PUBLISHED: 18:02 28 December 2018
The Beast from The East and heavy snowfall are being blamed for hundreds of lost school days across Suffolk in 2018.
Data provided by Suffolk County Council shows that schools were forced to shut up shop for a combined 761.5 days when the Beast From The East hit in February this year.
Meanwhile Stoke High School-Ormiston Academy closed for one day because of flooding and three schools; Barningham CEVCP School, Ormiston Sudbury Academy and Wenhaston Primary School all closed because of high winds.
In Ipswich, which is less affected by extreme weather than more rural communities in the county, 56 school days were recorded as being cancelled.
Read more: 2018 – A year of extreme weather
The Suffolk County Council website claims: “Headteachers will always make every effort to ensure that their school remains open. However, in extreme conditions it can be very difficult, or even impossible, for pupils and staff to get to school.”
Suffolk County Council refused to comment on the data and said the decision to close is left to individual schools as they are best placed to take into account all of the circumstances.
Graham White, who is the executive member of Suffolk’s National Union of Teachers section of the National Education Union, said: “The data suggests that Suffolk schools were closed an average of 1.5 days this year, which isn’t a huge amount in the grand scheme of things. However we do want schools to be open as much as possible as we want children to have the best education.
“It is regrettable that schools have to close at all but sometimes it is a necessary measure as teachers and staff have to be able to get to schools in order for them to run.”
Mr White continued: “30 or 40 years ago we were in a different situation as teachers lived close to schools whereas nowadays it is more common for them to travel 30 or 40 miles to work and sometimes it is too dangerous because of the treacherous country roads – the teachers’ and students’ safety is the most important aspect.
“If there are any extreme weather predictions then I would suggest that teachers set work for children to do from home via the internet.
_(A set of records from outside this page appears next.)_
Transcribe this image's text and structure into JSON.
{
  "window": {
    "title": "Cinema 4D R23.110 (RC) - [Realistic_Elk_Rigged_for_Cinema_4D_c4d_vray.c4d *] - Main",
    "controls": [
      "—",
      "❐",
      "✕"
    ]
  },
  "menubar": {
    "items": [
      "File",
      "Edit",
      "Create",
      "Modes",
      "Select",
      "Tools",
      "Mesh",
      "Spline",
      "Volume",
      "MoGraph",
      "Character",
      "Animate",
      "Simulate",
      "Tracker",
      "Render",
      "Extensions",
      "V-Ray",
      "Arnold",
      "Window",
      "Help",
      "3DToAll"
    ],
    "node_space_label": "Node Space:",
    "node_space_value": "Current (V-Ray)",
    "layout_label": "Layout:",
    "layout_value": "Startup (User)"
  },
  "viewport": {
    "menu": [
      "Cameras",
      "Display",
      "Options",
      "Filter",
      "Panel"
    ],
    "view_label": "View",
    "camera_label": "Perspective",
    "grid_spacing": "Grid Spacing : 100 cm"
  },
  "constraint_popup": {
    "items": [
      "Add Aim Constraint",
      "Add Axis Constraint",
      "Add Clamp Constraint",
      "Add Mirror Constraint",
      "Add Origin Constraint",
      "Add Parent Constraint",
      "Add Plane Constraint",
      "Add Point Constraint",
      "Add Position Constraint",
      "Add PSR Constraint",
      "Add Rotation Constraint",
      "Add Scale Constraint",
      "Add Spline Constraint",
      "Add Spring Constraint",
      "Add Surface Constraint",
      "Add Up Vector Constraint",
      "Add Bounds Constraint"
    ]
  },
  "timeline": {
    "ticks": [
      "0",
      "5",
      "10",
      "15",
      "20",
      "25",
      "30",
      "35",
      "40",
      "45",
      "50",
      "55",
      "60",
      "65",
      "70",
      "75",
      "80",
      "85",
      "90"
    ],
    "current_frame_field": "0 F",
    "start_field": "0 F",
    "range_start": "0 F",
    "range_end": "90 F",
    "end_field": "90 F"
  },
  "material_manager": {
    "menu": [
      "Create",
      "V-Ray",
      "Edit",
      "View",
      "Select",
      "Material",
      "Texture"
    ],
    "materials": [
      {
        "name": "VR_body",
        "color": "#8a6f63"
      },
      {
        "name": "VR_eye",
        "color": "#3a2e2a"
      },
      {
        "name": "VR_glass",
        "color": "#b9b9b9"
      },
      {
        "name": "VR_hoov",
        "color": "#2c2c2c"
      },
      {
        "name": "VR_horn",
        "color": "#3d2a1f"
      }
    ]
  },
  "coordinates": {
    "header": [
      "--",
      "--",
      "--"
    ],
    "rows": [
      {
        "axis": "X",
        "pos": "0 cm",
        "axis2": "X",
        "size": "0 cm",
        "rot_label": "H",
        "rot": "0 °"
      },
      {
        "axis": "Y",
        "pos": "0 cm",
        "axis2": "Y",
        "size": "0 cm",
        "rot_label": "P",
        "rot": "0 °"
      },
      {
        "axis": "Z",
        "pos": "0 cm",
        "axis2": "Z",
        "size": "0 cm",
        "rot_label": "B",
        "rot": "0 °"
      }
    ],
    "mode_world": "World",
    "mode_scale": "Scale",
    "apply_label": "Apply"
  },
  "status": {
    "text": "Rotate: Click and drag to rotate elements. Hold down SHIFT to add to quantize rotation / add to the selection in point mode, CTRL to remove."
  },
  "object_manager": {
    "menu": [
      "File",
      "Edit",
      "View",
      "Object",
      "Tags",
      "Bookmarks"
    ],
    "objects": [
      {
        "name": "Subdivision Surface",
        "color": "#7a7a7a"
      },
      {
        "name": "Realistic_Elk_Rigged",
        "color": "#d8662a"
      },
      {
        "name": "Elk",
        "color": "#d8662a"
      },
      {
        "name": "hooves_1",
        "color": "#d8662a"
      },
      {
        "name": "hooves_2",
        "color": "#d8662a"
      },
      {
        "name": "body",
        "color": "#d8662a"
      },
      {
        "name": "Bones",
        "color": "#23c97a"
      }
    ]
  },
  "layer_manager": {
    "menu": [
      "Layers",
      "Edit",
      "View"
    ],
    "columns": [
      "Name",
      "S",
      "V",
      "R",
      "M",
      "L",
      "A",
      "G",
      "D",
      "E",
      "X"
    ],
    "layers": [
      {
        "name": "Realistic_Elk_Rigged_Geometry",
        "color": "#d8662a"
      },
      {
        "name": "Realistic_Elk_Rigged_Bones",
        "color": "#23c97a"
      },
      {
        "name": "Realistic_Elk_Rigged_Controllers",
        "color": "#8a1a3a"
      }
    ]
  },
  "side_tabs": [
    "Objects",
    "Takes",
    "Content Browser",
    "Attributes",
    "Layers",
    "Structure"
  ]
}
If they are focussed on learning then they will do this.”
The data collected takes into account all schools in Suffolk including, primary, secondary and special schools – those that are run by local authorities as well as academies.
Labour spokesman for education in Suffolk, Jack Abbott, said: “Clearly, adverse weather conditions are beyond our control and schools will only shut as a last resort.
“However, with the Tories proposing to cut winter gritting in the forthcoming budget, there is a real prospect that we could see a further loss of school days, particularly in rural areas.”
Millions of pounds of cutbacks are set for council services in Suffolk in 2019. Winter gritting and out of hours standby services will be reduced as part of the cutbacks.
Read more: Council reveals swathe of cutbacks from 2019 and proposals for council tax increases
Cllr Abbott continued: “Whilst we can’t control the weather, it seems nonsensical to cut the very thing that could ensure children don’t miss out on school.”
In response, Mr White added: “The gritters try and do all the main bus routes, which unfortunately doesn’t always include gritting country lanes and if any cuts are made then this may have an impact on the number of schools closing.”
These proposals will be decided by the council in February 2019.